A Look at the Numbers: Mining in the U.S.
In 2019, the United States produced $86.3 billion of non-fuel minerals, mostly industrial materials like stone, sand, and gravel. According to the United States Geological Survey, crushed stone, cement, construction sand and gravel, gold, copper, industrial sand and gravel, iron ore, lime, salt, zinc, soda ash, phosphate rock, and molybdenum concentrates were 13 minerals commodities that were each valued at more than $1 billion that year.
13 proved a lucky number for America in 2019—there were also 13 states that produced more than $2 billion in non-fuel minerals. Nevada, Arizona, Texas, Minnesota, and California led the pack.
As for coal, the U.S. produces upward of 750 million short tons every year through a combination of surface and underground mines. Wyoming produces the most of any state (by far), at more than 300 million short tons or 40 percent of America’s total production. West Virginia, Pennsylvania, Illinois, and Kentucky fill out the rest of the top five coal mining states.
With so much coal at our fingertips, America is able to export a fair amount. In 2018, the U.S. exported more than 100 million short tons of coal—importing less than six. (Strange as it may seem, it is cheaper for some coastal towns to import coal rather than transport it from America’s coal regions.)
Trade wars, elections, and changes in environmental regulations make it difficult to predict exactly how the numbers will shake out over the coming years, but the future of mining looks strong. Ever-evolving technology (in line link: mining blog 3) and innovative breakthroughs make the industry safer, more cost-effective, and more environmentally friendly, improving life for both miners and consumers. For instance, the mining industry has been using virtual reality to train miners how to use explosives without putting themselves or others at risk.

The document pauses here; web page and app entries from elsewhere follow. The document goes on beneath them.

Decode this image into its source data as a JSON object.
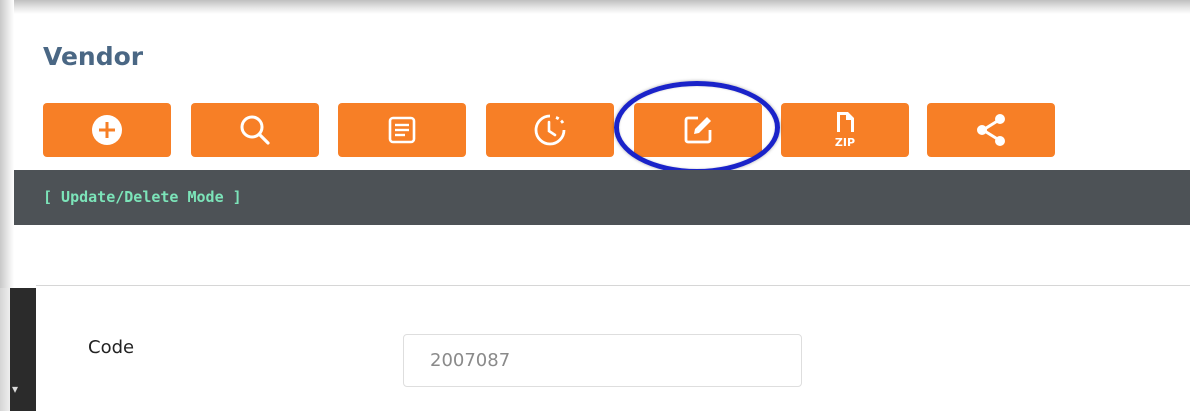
{
  "page": {
    "title": "Vendor",
    "mode_label": "[ Update/Delete Mode ]"
  },
  "toolbar": {
    "accent_color": "#f77f26",
    "highlight_color": "#1a23c9",
    "buttons": [
      {
        "icon": "add-icon"
      },
      {
        "icon": "search-icon"
      },
      {
        "icon": "list-icon"
      },
      {
        "icon": "history-icon"
      },
      {
        "icon": "edit-icon",
        "highlighted": true
      },
      {
        "icon": "zip-file-icon",
        "label": "ZIP"
      },
      {
        "icon": "share-icon"
      }
    ]
  },
  "form": {
    "code_label": "Code",
    "code_value": "2007087"
  }
}
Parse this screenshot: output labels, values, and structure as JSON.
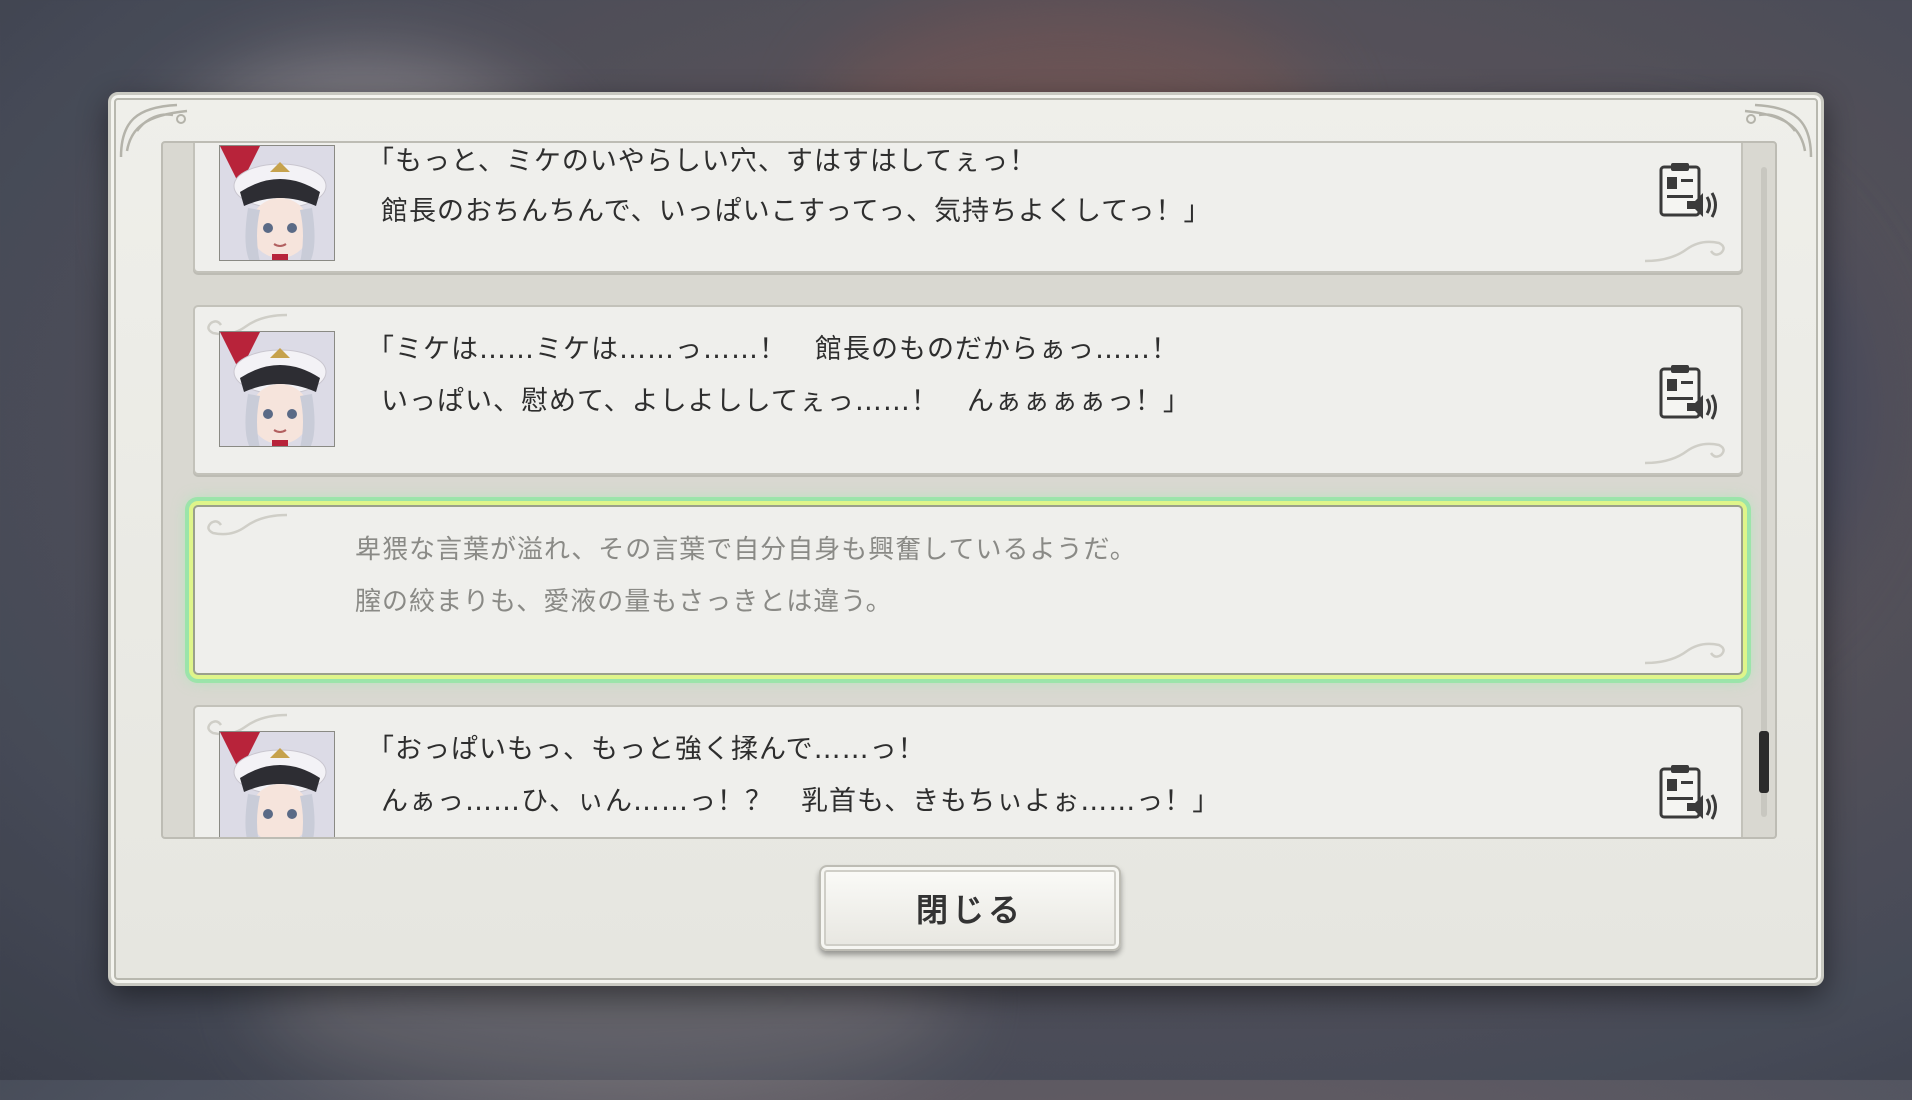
{
  "log": {
    "entries": [
      {
        "type": "speech",
        "speaker_portrait": "miike-portrait",
        "lines": [
          "「もっと、ミケのいやらしい穴、すはすはしてぇっ！",
          "館長のおちんちんで、いっぱいこすってっ、気持ちよくしてっ！」"
        ],
        "voice_icon": "voice-replay-icon"
      },
      {
        "type": "speech",
        "speaker_portrait": "miike-portrait",
        "lines": [
          "「ミケは……ミケは……っ……！　館長のものだからぁっ……！",
          "いっぱい、慰めて、よしよししてぇっ……！　んぁぁぁぁっ！」"
        ],
        "voice_icon": "voice-replay-icon"
      },
      {
        "type": "narration",
        "lines": [
          "卑猥な言葉が溢れ、その言葉で自分自身も興奮しているようだ。",
          "膣の絞まりも、愛液の量もさっきとは違う。"
        ],
        "highlighted": true
      },
      {
        "type": "speech",
        "speaker_portrait": "miike-portrait",
        "lines": [
          "「おっぱいもっ、もっと強く揉んで……っ！",
          "んぁっ……ひ、ぃん……っ！？　乳首も、きもちぃよぉ……っ！」"
        ],
        "voice_icon": "voice-replay-icon"
      }
    ]
  },
  "close_button": {
    "label": "閉じる"
  }
}
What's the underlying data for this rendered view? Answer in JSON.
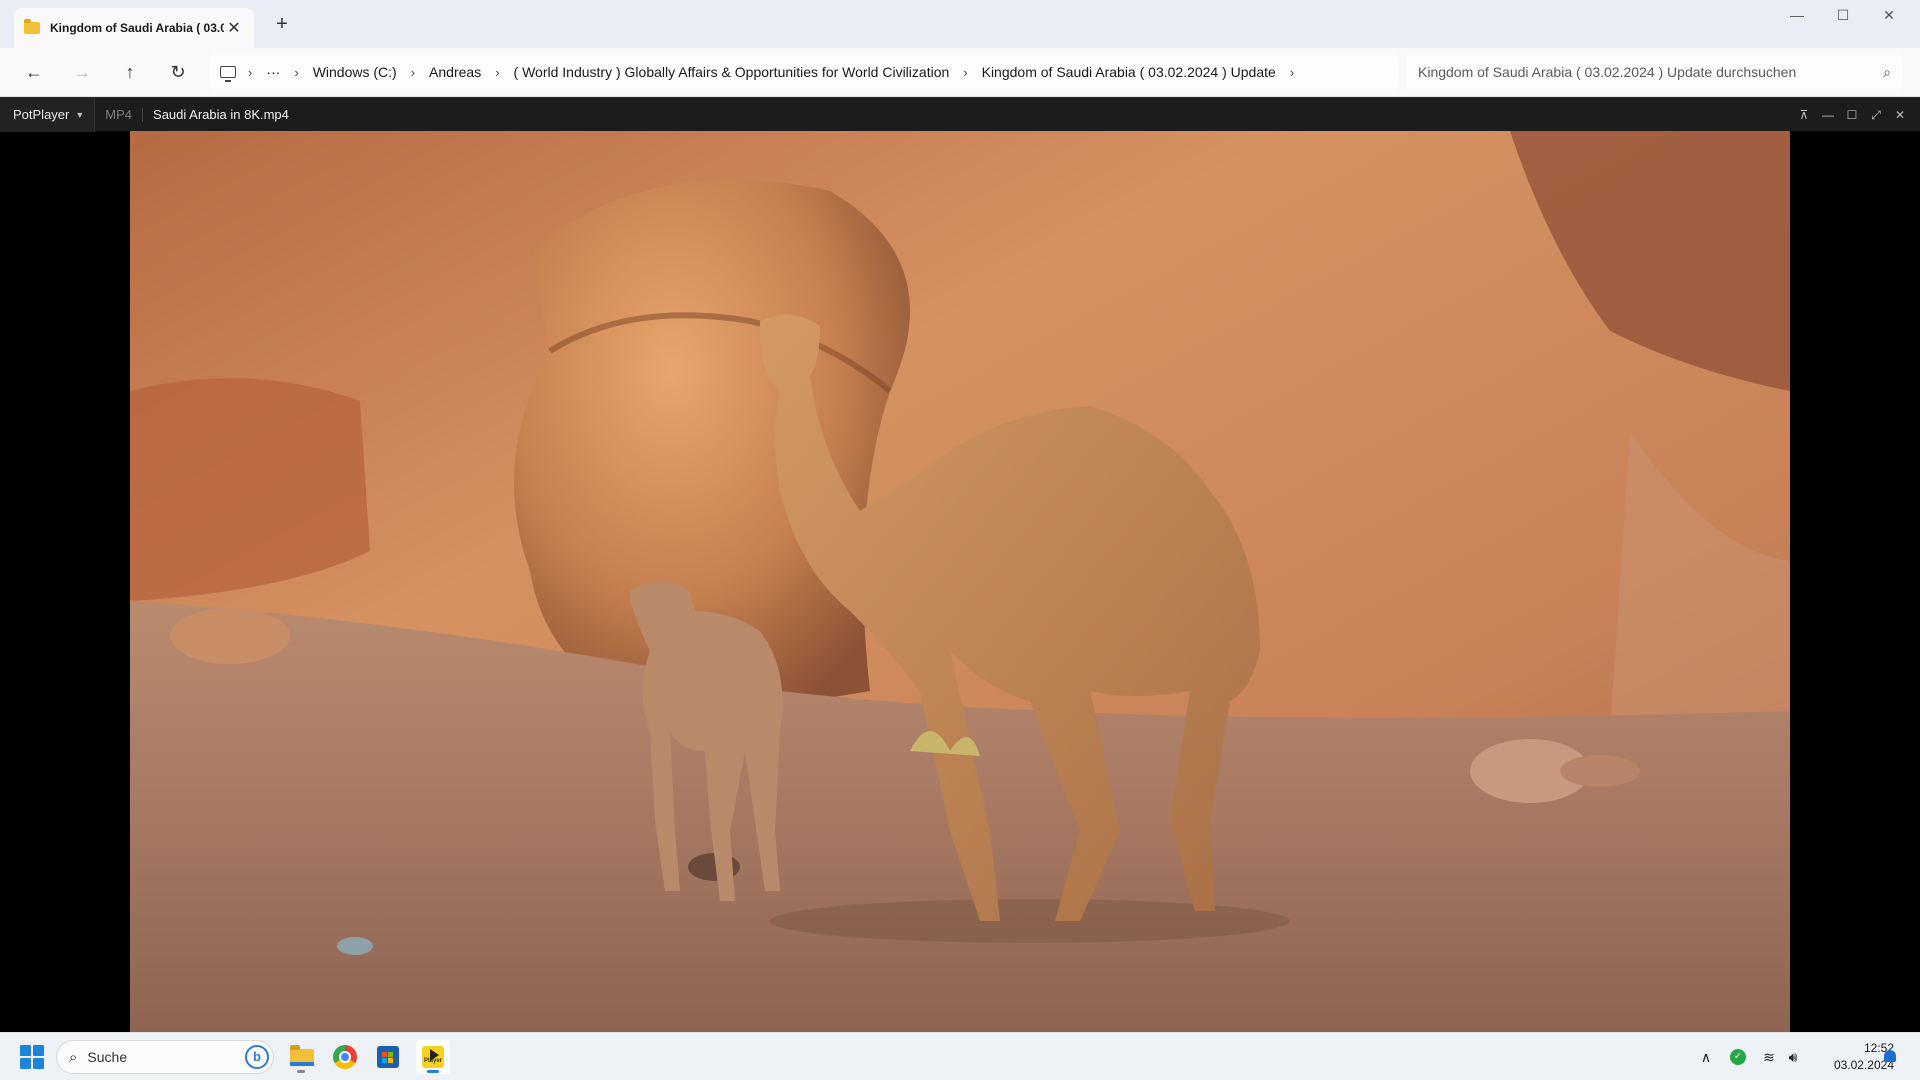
{
  "explorer": {
    "tab_title": "Kingdom of Saudi Arabia ( 03.0",
    "breadcrumbs": [
      "Windows (C:)",
      "Andreas",
      "( World Industry ) Globally Affairs & Opportunities for World Civilization",
      "Kingdom of Saudi Arabia ( 03.02.2024 ) Update"
    ],
    "search_placeholder": "Kingdom of Saudi Arabia ( 03.02.2024 ) Update durchsuchen"
  },
  "player": {
    "menu_label": "PotPlayer",
    "format": "MP4",
    "filename": "Saudi Arabia in 8K.mp4"
  },
  "taskbar": {
    "search_label": "Suche",
    "time": "12:52",
    "date": "03.02.2024"
  },
  "icons": {
    "folder": "folder-icon",
    "back": "arrow-left-icon",
    "forward": "arrow-right-icon",
    "up": "arrow-up-icon",
    "refresh": "refresh-icon",
    "search": "search-icon"
  },
  "colors": {
    "accent": "#1b83d9",
    "player_bar": "#1c1c1c"
  }
}
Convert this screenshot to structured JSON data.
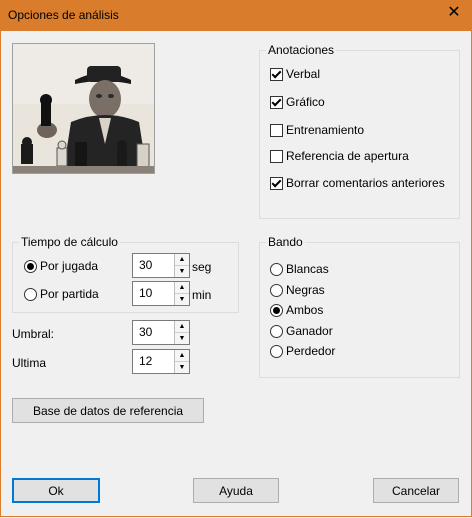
{
  "window": {
    "title": "Opciones de análisis",
    "close_glyph": "✕"
  },
  "photo": {
    "alt": "player-photo"
  },
  "anotaciones": {
    "title": "Anotaciones",
    "items": [
      {
        "label": "Verbal",
        "checked": true
      },
      {
        "label": "Gráfico",
        "checked": true
      },
      {
        "label": "Entrenamiento",
        "checked": false
      },
      {
        "label": "Referencia de apertura",
        "checked": false
      },
      {
        "label": "Borrar comentarios anteriores",
        "checked": true
      }
    ]
  },
  "tiempo": {
    "title": "Tiempo de cálculo",
    "por_jugada": {
      "label": "Por jugada",
      "value": "30",
      "unit": "seg",
      "selected": true
    },
    "por_partida": {
      "label": "Por partida",
      "value": "10",
      "unit": "min",
      "selected": false
    }
  },
  "umbral": {
    "label": "Umbral:",
    "value": "30"
  },
  "ultima": {
    "label": "Ultima",
    "value": "12"
  },
  "bando": {
    "title": "Bando",
    "items": [
      {
        "label": "Blancas",
        "selected": false
      },
      {
        "label": "Negras",
        "selected": false
      },
      {
        "label": "Ambos",
        "selected": true
      },
      {
        "label": "Ganador",
        "selected": false
      },
      {
        "label": "Perdedor",
        "selected": false
      }
    ]
  },
  "buttons": {
    "referencia": "Base de datos de referencia",
    "ok": "Ok",
    "ayuda": "Ayuda",
    "cancelar": "Cancelar"
  },
  "icons": {
    "spin_up": "▲",
    "spin_down": "▼"
  }
}
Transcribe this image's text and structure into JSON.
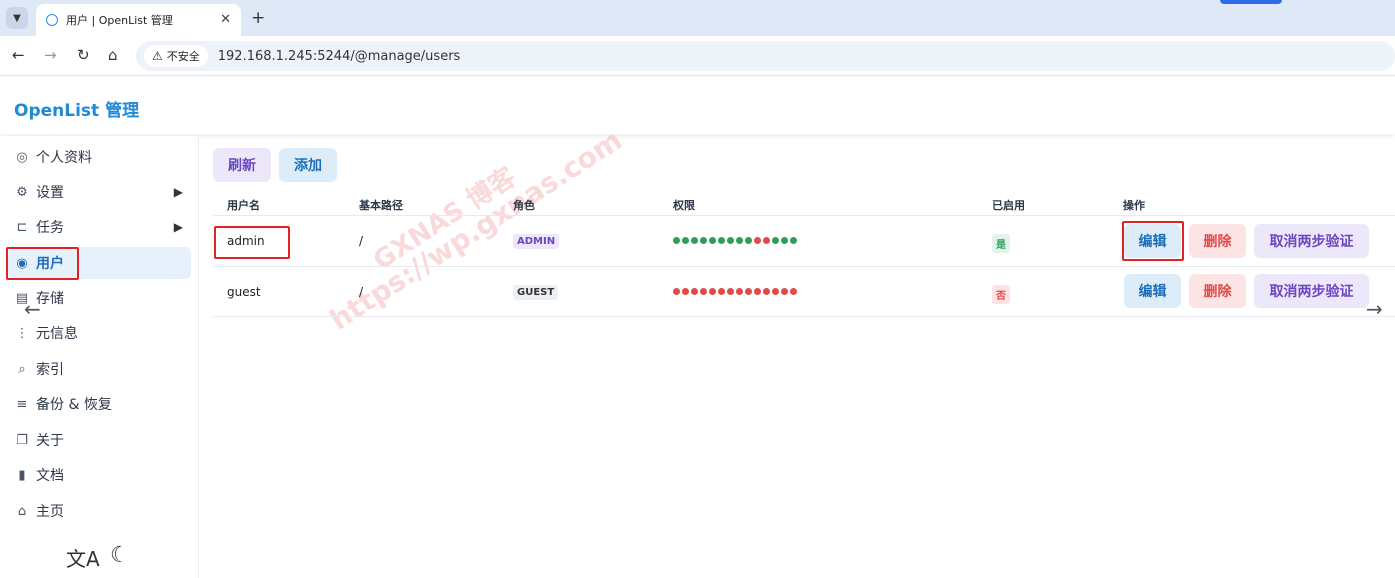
{
  "browser": {
    "tab_title": "用户 | OpenList 管理",
    "tab_close": "✕",
    "new_tab": "+",
    "security_label": "不安全",
    "url": "192.168.1.245:5244/@manage/users"
  },
  "app": {
    "brand": "OpenList 管理"
  },
  "sidebar": {
    "items": [
      {
        "label": "个人资料",
        "icon": "fingerprint-icon"
      },
      {
        "label": "设置",
        "icon": "gear-icon"
      },
      {
        "label": "任务",
        "icon": "tasks-icon"
      },
      {
        "label": "用户",
        "icon": "user-circle-icon"
      },
      {
        "label": "存储",
        "icon": "storage-icon"
      },
      {
        "label": "元信息",
        "icon": "meta-icon"
      },
      {
        "label": "索引",
        "icon": "search-icon"
      },
      {
        "label": "备份 & 恢复",
        "icon": "database-icon"
      },
      {
        "label": "关于",
        "icon": "copy-icon"
      },
      {
        "label": "文档",
        "icon": "book-icon"
      },
      {
        "label": "主页",
        "icon": "home-icon"
      }
    ],
    "active_index": 3
  },
  "toolbar": {
    "refresh": "刷新",
    "add": "添加"
  },
  "table": {
    "headers": [
      "用户名",
      "基本路径",
      "角色",
      "权限",
      "已启用",
      "操作"
    ],
    "rows": [
      {
        "username": "admin",
        "base_path": "/",
        "role": "ADMIN",
        "permission_colors": [
          "#2f9e5c",
          "#2f9e5c",
          "#2f9e5c",
          "#2f9e5c",
          "#2f9e5c",
          "#2f9e5c",
          "#2f9e5c",
          "#2f9e5c",
          "#2f9e5c",
          "#e04a4a",
          "#e04a4a",
          "#2f9e5c",
          "#2f9e5c",
          "#2f9e5c"
        ],
        "enabled": "是",
        "actions": {
          "edit": "编辑",
          "delete": "删除",
          "cancel_2fa": "取消两步验证"
        }
      },
      {
        "username": "guest",
        "base_path": "/",
        "role": "GUEST",
        "permission_colors": [
          "#e04a4a",
          "#e04a4a",
          "#e04a4a",
          "#e04a4a",
          "#e04a4a",
          "#e04a4a",
          "#e04a4a",
          "#e04a4a",
          "#e04a4a",
          "#e04a4a",
          "#e04a4a",
          "#e04a4a",
          "#e04a4a",
          "#e04a4a"
        ],
        "enabled": "否",
        "actions": {
          "edit": "编辑",
          "delete": "删除",
          "cancel_2fa": "取消两步验证"
        }
      }
    ]
  },
  "watermark": {
    "line1": "GXNAS 博客",
    "line2": "https://wp.gxnas.com"
  }
}
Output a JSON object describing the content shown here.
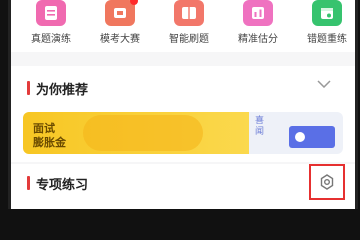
{
  "quick_actions": [
    {
      "label": "真题演练",
      "color": "#f06ab0",
      "icon": "paper-icon"
    },
    {
      "label": "模考大赛",
      "color": "#f0775e",
      "icon": "trophy-icon",
      "badge": true
    },
    {
      "label": "智能刷题",
      "color": "#f2776a",
      "icon": "book-icon"
    },
    {
      "label": "精准估分",
      "color": "#ef72c0",
      "icon": "score-icon"
    },
    {
      "label": "错题重练",
      "color": "#36c36e",
      "icon": "calendar-icon"
    }
  ],
  "recommend": {
    "title": "为你推荐"
  },
  "banner": {
    "line1": "面试",
    "line2": "膨胀金",
    "news": "喜\n闻"
  },
  "special": {
    "title": "专项练习"
  },
  "accent": "#e33b3b"
}
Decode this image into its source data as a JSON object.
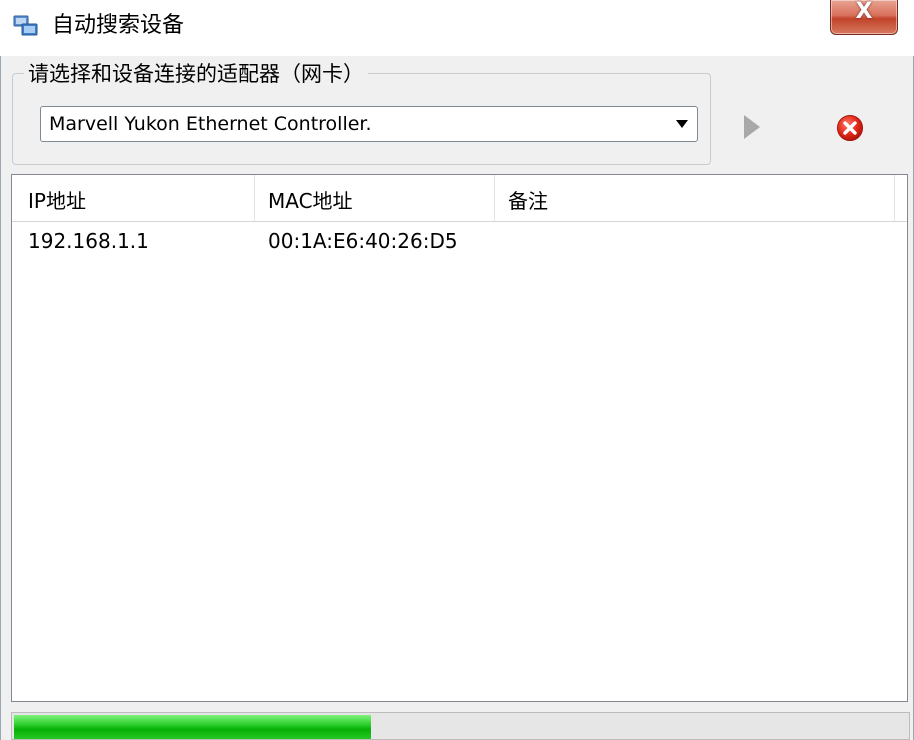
{
  "window": {
    "title": "自动搜索设备",
    "close_label": "X"
  },
  "adapter_group": {
    "legend": "请选择和设备连接的适配器（网卡）",
    "selected_adapter": "Marvell Yukon Ethernet Controller.",
    "start_icon": "play-icon",
    "stop_icon": "stop-error-icon"
  },
  "device_list": {
    "columns": [
      "IP地址",
      "MAC地址",
      "备注"
    ],
    "rows": [
      {
        "ip": "192.168.1.1",
        "mac": "00:1A:E6:40:26:D5",
        "note": ""
      }
    ]
  },
  "progress": {
    "percent": 40,
    "color": "#20c020"
  },
  "colors": {
    "close_button": "#c8432b",
    "stop_icon": "#e02020",
    "progress_green": "#20c020"
  }
}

If you’re seeking specific solutions to a mining challenge, we’d be delighted to offer our trusted solutions and help your company thrive in the months and years to come. Contact us through our website to get started.